EXERCISE:
The answer must be every line of the records below that contains the word "title", copied out.

(RECORD EXCERPTS Opens)

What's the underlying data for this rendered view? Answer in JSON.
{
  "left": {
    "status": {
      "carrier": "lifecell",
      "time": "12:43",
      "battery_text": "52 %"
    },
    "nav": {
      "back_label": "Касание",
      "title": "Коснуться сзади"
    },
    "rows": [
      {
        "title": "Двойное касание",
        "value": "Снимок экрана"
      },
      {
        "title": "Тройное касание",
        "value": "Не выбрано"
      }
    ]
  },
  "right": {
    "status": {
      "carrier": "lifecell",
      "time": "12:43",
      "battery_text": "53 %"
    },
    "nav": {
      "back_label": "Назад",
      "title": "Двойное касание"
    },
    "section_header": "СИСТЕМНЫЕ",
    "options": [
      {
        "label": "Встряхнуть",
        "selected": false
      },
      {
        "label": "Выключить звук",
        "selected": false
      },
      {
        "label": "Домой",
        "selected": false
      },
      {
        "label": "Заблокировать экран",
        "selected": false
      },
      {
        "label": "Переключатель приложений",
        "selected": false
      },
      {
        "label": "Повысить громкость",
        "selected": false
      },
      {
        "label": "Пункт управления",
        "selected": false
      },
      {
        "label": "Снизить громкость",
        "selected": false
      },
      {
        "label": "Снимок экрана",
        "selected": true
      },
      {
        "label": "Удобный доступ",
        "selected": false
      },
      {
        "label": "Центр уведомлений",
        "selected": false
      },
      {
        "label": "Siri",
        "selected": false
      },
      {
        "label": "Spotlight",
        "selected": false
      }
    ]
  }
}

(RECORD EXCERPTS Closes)

RESULT:
      "title": "Коснуться сзади"
        "title": "Двойное касание",
        "title": "Тройное касание",
      "title": "Двойное касание"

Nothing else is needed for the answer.